New food labelling rules will cause “massive confusion” for consumers who wish to buy British-produced meat, according to two leading farming organisations.
The EU Food Information Regulation (FIR) will introduce new mandatory labelling rules that make it compulsory to indicate where the stock has been reared and slaughtered.
Two leading farming organisations, the National Farmers Union (NFU) and the National Pig Association (NPA), have both warned that the new labelling system will mean shoppers will find it harder to buy British produce.
The NFU and the NPA argue that the rules should have been expanded to cover where the stock is born, as well as where it is reared and slaughtered.
According to these organisations, this would increase the confidence shoppers have in the origin of meat at a time when the industry is still recovering from the horse meat scandal.
The two farming bodies have concerns that the labels may give shoppers the impression that a product was produced in the UK, when in fact the animal was actually born in a different country.
Meurig Raymond, NFU deputy president, said: “We want to see the British government, retailers and the food processing industry taking a clear position to safeguard the integrity of the UK brand because we are concerned about the potential to mislead consumers on the use of flags and other marketing claims on origins of meat.”
Mr Raymond believes that since 2010, retailers and processors have been following the Country of Origin industry voluntary guidelines and any deviation from these will undermine the trust consumers have placed in the integrity of British farmers.
He added: “The Food Information Regulations are meant to provide consumers with transparency about where their food has come from and frankly this flies in the face of exactly that.”

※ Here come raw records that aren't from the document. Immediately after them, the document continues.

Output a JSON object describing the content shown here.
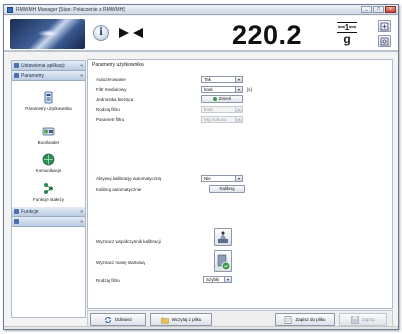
{
  "window": {
    "title": "RMWMH Manager  [Stan: Polaczenie z RMWMH]",
    "minimize": "_",
    "maximize": "□",
    "close": "x"
  },
  "header": {
    "info_label": "i",
    "weight_value": "220.2",
    "unit_top": "ꟷ1ꟷ",
    "unit": "g"
  },
  "sidebar": {
    "settings_header": "Ustawienia aplikacji",
    "params_header": "Parametry",
    "items": [
      {
        "label": "Parametry użytkownika"
      },
      {
        "label": "Bootloader"
      },
      {
        "label": "Komunikacje"
      },
      {
        "label": "Funkcje stałeży"
      }
    ],
    "functions_header": "Funkcje",
    "extra_header": ""
  },
  "content": {
    "title": "Parametry użytkownika",
    "fields": [
      {
        "label": "Autozerowanie",
        "value": "Tak"
      },
      {
        "label": "Filtr mediarowy",
        "value": "brak",
        "suffix": "[s]"
      },
      {
        "label": "Jednostka bieżąca",
        "button": "Zmień"
      },
      {
        "label": "Rodzaj filtru",
        "value": "brak"
      },
      {
        "label": "Parametr filtru",
        "value": "Wg statusu"
      }
    ],
    "auto_cal_label": "Aktywuj kalibrację automatyczną",
    "auto_cal_value": "Nie",
    "auto_cal_btn_label": "Kalibruj automatycznie",
    "auto_cal_btn": "Kalibruj",
    "factor_label": "Wyznacz współczynnik kalibracji",
    "tare_label": "Wyznacz masę startową",
    "filter_label": "Rodzaj filtru",
    "filter_value": "Szybki"
  },
  "bottom": {
    "refresh": "Odśwież",
    "load_file": "Wczytaj z pliku",
    "save_file": "Zapisz do pliku",
    "save": "Zapisz"
  },
  "colors": {
    "accent": "#3a6db3",
    "sidebar_header": "#bccbe0"
  }
}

NPA acting general manager Lizzie Press also feels that the new guidelines will cause confusion and require more explanation, compared to the Country of Origin labelling which was transparent and simple.